Wolff-Parkinson-White (WPW) syndrome is a type of arrhythmia characterized by an extra electrical pathway (circuit) in your heart. As a result, the electrical signal may arrive at the ventricles too soon.

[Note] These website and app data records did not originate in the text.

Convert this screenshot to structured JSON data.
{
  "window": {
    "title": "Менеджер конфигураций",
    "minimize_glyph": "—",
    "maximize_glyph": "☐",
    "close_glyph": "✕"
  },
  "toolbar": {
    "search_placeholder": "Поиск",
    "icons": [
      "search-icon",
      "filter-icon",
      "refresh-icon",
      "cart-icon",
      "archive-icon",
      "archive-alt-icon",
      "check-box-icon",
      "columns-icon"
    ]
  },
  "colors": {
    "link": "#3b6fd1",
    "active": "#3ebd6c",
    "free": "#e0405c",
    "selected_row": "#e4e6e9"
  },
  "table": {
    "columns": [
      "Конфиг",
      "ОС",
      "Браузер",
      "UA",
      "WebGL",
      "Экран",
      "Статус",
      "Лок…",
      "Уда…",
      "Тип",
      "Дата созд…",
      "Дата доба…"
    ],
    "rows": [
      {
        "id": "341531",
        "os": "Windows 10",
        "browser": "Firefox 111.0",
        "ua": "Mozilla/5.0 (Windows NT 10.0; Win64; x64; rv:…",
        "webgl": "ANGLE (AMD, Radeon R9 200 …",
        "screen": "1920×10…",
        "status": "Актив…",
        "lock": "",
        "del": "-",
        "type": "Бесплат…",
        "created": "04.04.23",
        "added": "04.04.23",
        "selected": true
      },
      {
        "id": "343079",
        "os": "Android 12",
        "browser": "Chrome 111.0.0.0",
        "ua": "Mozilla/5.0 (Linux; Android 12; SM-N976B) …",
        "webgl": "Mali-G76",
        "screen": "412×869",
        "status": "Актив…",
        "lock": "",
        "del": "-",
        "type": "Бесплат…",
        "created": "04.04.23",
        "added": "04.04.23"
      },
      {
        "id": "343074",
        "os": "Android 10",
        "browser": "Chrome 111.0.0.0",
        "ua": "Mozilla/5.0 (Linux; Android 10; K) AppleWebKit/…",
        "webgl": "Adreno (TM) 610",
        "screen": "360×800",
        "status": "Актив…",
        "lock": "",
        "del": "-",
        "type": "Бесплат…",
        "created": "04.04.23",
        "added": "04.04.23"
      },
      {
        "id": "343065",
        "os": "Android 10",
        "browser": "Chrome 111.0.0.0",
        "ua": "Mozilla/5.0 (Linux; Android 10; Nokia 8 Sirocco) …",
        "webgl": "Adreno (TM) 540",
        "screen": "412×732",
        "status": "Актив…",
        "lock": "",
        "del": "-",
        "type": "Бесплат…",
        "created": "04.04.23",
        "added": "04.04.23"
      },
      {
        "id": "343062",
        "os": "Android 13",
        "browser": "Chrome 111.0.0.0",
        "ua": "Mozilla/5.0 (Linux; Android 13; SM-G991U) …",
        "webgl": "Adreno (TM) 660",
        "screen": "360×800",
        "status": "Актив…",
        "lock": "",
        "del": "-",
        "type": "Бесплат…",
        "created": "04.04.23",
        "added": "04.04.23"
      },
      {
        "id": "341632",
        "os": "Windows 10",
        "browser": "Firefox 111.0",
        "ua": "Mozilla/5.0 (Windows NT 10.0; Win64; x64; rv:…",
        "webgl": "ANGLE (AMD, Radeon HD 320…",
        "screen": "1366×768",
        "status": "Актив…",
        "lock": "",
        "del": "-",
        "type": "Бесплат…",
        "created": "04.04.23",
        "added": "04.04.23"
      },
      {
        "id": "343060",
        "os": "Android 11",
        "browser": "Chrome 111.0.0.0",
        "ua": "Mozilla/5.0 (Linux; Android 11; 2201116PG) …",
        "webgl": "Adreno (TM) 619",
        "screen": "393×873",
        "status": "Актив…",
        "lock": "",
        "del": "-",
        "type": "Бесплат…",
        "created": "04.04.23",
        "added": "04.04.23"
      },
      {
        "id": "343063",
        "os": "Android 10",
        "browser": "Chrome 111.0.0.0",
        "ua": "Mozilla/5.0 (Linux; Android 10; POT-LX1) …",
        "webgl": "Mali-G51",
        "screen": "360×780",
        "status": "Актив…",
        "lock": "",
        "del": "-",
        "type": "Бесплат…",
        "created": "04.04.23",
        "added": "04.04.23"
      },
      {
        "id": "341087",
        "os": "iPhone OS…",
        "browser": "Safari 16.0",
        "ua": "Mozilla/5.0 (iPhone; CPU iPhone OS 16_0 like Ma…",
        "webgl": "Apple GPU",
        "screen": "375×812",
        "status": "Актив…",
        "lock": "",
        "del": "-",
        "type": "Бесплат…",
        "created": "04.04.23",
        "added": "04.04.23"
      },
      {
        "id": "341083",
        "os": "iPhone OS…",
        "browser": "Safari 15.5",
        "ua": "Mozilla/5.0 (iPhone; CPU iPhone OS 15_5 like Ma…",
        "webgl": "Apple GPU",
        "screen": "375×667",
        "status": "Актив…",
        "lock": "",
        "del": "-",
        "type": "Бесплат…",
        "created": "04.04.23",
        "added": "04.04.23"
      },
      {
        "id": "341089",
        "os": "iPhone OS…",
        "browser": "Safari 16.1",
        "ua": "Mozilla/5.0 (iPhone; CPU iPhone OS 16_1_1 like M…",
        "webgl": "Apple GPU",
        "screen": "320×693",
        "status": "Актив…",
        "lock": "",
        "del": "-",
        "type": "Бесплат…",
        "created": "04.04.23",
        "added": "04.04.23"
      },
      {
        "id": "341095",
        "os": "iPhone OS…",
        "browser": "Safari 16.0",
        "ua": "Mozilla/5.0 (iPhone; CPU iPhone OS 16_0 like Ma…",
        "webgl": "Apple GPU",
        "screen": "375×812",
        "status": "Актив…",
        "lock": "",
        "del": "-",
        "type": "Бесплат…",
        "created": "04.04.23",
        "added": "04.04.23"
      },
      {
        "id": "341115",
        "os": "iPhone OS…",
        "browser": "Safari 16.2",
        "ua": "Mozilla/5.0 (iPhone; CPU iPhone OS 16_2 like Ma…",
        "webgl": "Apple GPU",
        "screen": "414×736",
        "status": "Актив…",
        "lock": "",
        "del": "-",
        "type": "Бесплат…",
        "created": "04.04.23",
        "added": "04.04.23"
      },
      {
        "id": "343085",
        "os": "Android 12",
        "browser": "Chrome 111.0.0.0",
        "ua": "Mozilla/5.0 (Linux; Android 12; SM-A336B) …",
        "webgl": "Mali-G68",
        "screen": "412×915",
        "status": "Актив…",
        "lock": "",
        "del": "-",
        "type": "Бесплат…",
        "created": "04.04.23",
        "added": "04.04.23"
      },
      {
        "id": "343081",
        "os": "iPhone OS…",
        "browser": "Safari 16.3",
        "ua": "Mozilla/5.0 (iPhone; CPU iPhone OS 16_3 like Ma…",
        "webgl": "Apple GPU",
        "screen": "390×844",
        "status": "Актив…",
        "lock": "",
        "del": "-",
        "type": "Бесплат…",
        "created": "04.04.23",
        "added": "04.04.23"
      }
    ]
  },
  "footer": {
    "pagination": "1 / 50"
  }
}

The condition can lead to episodes of rapid heart rate (tachycardia or supraventricular tachycardia). Wolff-Parkinson-White syndrome is one of the most common causes of fast heart rate disorders in infants and children, and is believed to be a congenital heart defect.
Overview and Symptoms

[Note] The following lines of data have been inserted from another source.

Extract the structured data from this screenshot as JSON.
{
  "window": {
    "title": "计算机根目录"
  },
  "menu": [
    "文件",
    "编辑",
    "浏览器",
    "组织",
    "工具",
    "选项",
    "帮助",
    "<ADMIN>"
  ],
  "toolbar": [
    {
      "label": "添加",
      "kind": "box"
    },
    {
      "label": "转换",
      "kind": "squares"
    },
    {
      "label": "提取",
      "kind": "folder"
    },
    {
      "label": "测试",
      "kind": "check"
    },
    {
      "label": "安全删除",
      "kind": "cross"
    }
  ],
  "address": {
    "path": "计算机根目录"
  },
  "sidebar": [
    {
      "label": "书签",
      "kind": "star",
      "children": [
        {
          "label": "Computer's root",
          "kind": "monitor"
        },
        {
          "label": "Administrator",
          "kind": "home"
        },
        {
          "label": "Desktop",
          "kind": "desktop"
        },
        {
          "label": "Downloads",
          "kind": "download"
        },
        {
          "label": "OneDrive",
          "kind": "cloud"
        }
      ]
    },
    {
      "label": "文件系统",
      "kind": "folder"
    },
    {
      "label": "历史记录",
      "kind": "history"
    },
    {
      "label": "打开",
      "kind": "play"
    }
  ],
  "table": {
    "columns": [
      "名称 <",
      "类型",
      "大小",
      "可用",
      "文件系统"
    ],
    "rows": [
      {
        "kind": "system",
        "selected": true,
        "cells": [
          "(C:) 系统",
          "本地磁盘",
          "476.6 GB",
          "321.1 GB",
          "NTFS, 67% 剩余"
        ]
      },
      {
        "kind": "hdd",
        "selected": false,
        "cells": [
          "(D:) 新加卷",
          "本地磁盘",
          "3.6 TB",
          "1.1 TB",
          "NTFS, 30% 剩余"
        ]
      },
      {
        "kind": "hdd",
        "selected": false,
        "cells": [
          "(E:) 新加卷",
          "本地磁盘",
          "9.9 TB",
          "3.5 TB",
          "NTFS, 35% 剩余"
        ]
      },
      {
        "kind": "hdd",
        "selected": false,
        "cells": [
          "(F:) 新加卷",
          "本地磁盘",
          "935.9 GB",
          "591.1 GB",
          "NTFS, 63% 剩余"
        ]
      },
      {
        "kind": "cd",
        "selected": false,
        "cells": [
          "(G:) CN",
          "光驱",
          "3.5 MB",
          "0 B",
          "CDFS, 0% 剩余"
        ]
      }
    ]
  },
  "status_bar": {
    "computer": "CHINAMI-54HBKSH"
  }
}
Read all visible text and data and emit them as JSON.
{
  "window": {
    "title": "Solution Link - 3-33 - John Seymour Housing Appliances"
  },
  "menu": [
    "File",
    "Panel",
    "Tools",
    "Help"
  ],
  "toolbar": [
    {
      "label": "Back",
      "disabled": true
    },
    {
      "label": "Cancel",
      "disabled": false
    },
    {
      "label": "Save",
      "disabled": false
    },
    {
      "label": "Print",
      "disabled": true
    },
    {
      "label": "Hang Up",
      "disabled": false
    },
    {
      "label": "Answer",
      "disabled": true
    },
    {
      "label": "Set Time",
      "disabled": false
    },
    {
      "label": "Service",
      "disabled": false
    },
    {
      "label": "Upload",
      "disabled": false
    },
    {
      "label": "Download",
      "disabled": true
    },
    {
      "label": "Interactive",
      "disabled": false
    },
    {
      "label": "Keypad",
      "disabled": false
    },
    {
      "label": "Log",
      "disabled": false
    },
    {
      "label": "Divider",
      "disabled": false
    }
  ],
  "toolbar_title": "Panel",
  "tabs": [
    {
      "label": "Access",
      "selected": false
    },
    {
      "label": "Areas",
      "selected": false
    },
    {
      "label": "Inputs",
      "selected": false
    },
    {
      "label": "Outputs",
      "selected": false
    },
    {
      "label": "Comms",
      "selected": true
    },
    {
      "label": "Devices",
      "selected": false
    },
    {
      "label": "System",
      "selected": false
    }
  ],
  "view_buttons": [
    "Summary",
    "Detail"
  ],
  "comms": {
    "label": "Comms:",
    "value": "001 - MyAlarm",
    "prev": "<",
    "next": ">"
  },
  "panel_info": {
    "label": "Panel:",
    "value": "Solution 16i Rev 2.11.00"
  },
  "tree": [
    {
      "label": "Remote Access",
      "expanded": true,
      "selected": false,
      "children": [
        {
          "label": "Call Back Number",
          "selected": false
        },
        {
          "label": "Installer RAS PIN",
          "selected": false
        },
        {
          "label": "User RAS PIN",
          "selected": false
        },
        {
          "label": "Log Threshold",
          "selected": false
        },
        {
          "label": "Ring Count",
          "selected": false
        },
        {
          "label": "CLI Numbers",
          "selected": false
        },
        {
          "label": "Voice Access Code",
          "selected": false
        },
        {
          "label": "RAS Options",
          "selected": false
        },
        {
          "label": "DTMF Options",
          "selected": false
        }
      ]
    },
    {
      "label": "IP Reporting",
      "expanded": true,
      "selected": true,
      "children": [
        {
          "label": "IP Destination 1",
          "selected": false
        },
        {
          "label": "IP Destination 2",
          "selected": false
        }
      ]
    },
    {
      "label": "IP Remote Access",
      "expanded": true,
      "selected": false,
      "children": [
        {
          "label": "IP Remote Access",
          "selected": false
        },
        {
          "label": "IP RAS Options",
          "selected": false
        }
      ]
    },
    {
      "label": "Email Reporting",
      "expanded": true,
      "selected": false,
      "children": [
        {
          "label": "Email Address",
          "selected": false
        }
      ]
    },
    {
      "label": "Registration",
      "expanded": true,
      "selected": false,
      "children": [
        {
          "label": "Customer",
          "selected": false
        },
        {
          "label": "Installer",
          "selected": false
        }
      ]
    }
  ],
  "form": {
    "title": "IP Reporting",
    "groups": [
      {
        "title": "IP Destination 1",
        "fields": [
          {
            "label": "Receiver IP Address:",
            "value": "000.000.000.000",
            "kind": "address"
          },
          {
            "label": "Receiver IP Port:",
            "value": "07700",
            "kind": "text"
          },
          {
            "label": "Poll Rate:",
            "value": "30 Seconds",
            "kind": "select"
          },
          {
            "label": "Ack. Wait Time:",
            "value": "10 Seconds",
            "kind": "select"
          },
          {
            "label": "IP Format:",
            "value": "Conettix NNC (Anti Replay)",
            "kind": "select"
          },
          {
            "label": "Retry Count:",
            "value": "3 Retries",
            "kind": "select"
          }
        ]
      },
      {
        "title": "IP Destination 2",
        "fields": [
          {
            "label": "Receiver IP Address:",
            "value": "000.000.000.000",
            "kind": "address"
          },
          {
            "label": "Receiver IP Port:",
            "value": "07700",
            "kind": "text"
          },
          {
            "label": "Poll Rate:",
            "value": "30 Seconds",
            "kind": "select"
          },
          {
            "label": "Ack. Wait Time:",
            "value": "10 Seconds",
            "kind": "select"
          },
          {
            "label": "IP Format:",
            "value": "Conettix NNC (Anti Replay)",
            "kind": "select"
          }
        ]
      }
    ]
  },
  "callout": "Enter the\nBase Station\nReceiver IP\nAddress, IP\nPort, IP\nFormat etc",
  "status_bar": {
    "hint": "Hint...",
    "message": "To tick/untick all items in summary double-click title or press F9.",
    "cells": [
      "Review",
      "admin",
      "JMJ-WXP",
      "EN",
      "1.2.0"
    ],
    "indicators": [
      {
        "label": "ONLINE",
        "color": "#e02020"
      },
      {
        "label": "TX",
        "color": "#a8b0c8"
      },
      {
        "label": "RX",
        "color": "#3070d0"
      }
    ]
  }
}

- Chest pain
- Shortness of breath
- Cardiac arrest (in rare cases)
In some cases of WPW, patients do not have any symptoms, or may only experience periodic or infrequent episodes of a rapid heart rate.

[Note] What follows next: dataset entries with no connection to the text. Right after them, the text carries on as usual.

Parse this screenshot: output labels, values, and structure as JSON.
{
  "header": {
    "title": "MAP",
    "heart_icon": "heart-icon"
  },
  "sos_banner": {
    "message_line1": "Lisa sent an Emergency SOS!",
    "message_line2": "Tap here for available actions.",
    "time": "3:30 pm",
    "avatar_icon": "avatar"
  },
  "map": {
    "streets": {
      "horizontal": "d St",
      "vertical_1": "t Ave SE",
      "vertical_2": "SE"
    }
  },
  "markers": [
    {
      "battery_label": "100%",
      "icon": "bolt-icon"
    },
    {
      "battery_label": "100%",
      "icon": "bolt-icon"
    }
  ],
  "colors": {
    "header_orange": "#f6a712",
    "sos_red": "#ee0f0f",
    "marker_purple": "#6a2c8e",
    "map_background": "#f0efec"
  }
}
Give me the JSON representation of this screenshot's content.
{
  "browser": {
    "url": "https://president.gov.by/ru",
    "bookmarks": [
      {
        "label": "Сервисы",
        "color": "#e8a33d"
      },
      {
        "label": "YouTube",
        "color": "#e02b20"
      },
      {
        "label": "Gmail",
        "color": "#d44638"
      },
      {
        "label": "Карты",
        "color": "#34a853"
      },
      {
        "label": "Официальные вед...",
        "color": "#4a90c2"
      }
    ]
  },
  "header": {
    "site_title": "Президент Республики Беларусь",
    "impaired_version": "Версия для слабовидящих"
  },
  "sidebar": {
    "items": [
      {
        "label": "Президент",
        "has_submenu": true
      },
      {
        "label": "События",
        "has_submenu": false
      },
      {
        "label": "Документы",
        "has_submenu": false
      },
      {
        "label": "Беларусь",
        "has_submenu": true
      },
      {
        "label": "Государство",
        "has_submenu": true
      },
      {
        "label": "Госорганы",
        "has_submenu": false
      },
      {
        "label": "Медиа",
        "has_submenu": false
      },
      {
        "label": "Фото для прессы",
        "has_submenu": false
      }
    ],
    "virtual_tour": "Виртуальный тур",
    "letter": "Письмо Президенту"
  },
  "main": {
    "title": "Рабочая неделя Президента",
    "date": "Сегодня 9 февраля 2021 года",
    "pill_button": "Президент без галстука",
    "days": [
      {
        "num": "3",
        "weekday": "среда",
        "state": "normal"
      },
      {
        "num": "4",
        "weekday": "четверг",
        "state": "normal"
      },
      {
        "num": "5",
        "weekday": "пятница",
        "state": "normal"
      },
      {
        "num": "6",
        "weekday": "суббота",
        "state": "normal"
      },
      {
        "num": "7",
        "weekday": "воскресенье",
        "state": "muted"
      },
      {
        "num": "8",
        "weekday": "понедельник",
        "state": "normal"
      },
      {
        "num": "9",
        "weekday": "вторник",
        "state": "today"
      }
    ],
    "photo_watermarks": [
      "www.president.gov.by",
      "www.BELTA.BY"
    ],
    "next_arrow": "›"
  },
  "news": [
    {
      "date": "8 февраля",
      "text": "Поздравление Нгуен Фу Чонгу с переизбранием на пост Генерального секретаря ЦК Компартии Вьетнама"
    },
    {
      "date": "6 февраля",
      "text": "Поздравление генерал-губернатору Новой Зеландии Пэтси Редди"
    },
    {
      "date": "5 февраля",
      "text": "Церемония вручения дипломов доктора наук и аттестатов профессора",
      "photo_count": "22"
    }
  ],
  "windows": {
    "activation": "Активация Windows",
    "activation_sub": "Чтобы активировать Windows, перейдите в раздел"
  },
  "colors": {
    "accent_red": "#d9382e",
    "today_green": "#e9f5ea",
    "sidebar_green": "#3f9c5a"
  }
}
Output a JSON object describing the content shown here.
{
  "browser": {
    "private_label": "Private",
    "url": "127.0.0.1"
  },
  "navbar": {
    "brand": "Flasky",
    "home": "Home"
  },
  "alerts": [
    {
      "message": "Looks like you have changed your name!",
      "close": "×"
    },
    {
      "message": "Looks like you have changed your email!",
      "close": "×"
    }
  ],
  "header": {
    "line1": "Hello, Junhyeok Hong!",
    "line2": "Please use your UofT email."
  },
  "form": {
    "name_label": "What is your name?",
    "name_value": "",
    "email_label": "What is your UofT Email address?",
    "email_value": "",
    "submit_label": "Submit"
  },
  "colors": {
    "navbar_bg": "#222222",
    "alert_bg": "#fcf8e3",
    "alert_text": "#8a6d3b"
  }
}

Tests to diagnose WPW may include:
- Electrocardiogram (EKG or ECG), which will show an extra pathway between the atria and ventricles of the heart (called a delta wave)
- Electrophysiology (EP) study, to help pinpoint the arrhythmia
- Holter monitor, to record your heartbeat
If you don't have any symptoms, you will not need treatment. If you are having episodes of tachycardia as a result of WPW, you may be able to be treated with medications.
Otherwise, catheter ablation is the most common method for interrupting an abnormal pathway: it destroys the area of the heart causing the tachycardia. Catheter ablation has a success rate of more than 90 percent.